I was chatting with Val, host of the Loss to Profound podcast and we ended up talking about music – shocker huh!? We were talking about how music is this amazing tool to help people when they are down because it delivers a way for them to connect to humanity without the need for anyone to be there. When you’re in the deepest, most damaging part of your grief, when you’re so far gone that nobody can reach you – music manages to somehow seep under your skin and bring you back.
There’s lots of evidence for this and quite a bit of research about it – we wrote an article on how listening to sad music can make you feel better – it was the genesis of the whole Music to Grieve To playlist. But of all the different ideas that are posited, the one that resonates with me is the idea that music evokes emotion and emotions are human and the more human we feel, it seems the better we are.

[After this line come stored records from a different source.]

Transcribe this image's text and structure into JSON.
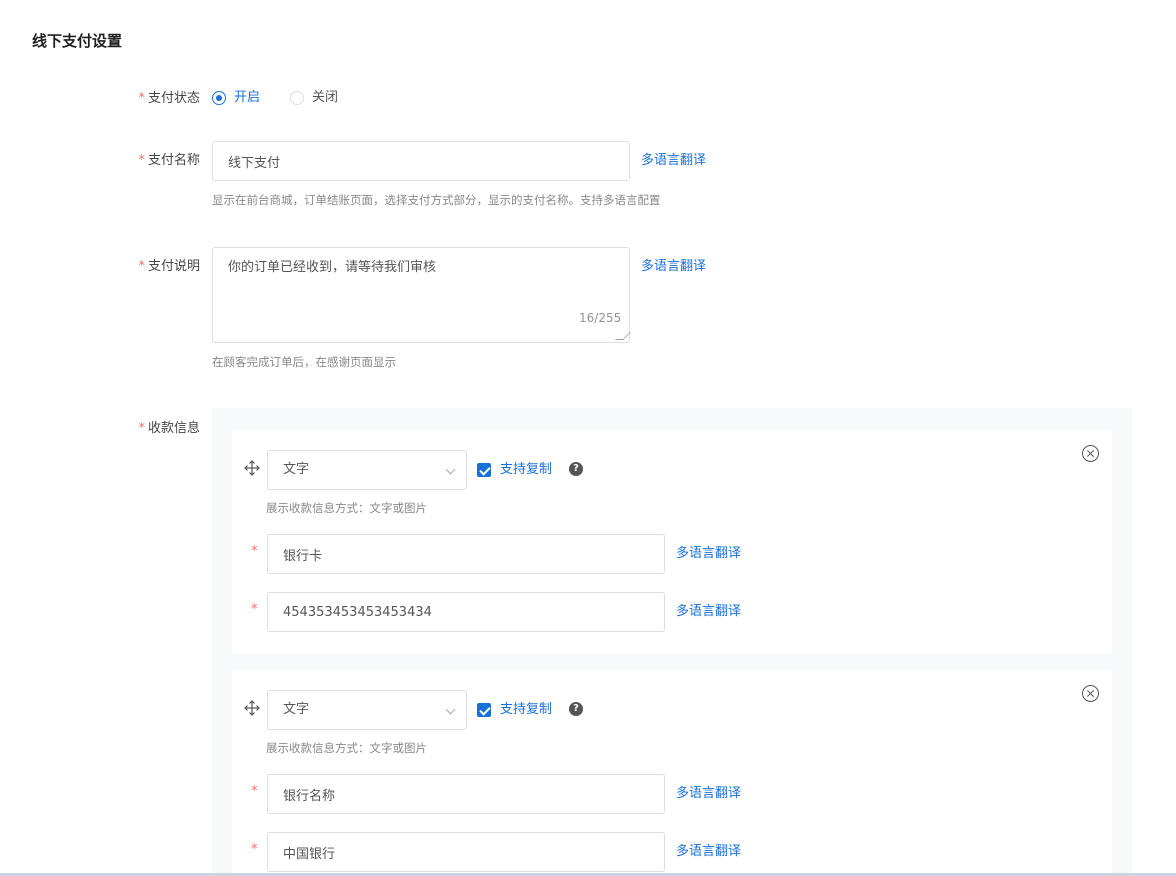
{
  "page": {
    "title": "线下支付设置"
  },
  "status": {
    "label": "支付状态",
    "options": [
      {
        "label": "开启",
        "selected": true
      },
      {
        "label": "关闭",
        "selected": false
      }
    ]
  },
  "name": {
    "label": "支付名称",
    "value": "线下支付",
    "translate": "多语言翻译",
    "hint": "显示在前台商城，订单结账页面，选择支付方式部分，显示的支付名称。支持多语言配置"
  },
  "desc": {
    "label": "支付说明",
    "value": "你的订单已经收到，请等待我们审核",
    "counter": "16/255",
    "translate": "多语言翻译",
    "hint": "在顾客完成订单后，在感谢页面显示"
  },
  "info": {
    "label": "收款信息",
    "cards": [
      {
        "type": "文字",
        "copy_label": "支持复制",
        "type_hint": "展示收款信息方式：文字或图片",
        "field1": "银行卡",
        "field2": "454353453453453434",
        "translate": "多语言翻译"
      },
      {
        "type": "文字",
        "copy_label": "支持复制",
        "type_hint": "展示收款信息方式：文字或图片",
        "field1": "银行名称",
        "field2": "中国银行",
        "translate": "多语言翻译"
      }
    ]
  },
  "colors": {
    "accent": "#1a6fd8",
    "required": "#f56c6c",
    "panel": "#f6f8fa"
  }
}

This week we’re featuring a track from the talented Roxanne Emery who used her beautiful voice and songwriting skills to put into song the experience of losing a baby.
Revenues from the track are donated to Child Bereavement UK – an organization that supports families and educates professionals when a baby or child of any age is dies or is dying, or when a child is facing bereavement.
We know from our work over the years in the grief community how important organizations like these are. The support they offer families at what is probably the worst time of their lives is critical and is often funded in majority by private donations. It’s impossible to weigh and compare tragedies – but if this track resonates with you, check the organization out – links below.
How To Heal Yourself When You Are Grieving - An Online Course
Would You Like To Feel As Though...
A weight has been lifted off your shoulders? Your broken heart is beginning to mend? You are no longer in pain? You can sleep, eat and function again You've let go of what's keeping you stuck? You've moved from surviving to living again
You can learn more about Roxanne Emery here:
You can learn more about Child Bereavement UK here:
About the Curator - Andrew McCluskey
The first visual memory I have is that of the white upright piano in Singapore, Hell and the dark forces lived at the bottom, Heaven and the Angels at the top. They would play battles through my fingers and I was hooked.
After my dad died I was very sad - I couldn't play for a while and when I did, the music that came out reflected my grieving state. I wrote an album of solo piano music called Music to Grieve to - from which the idea of the Music to community originated.
If you'd like to know more you should read Nicole's fabulous article on why listening to sad music can make you feel better.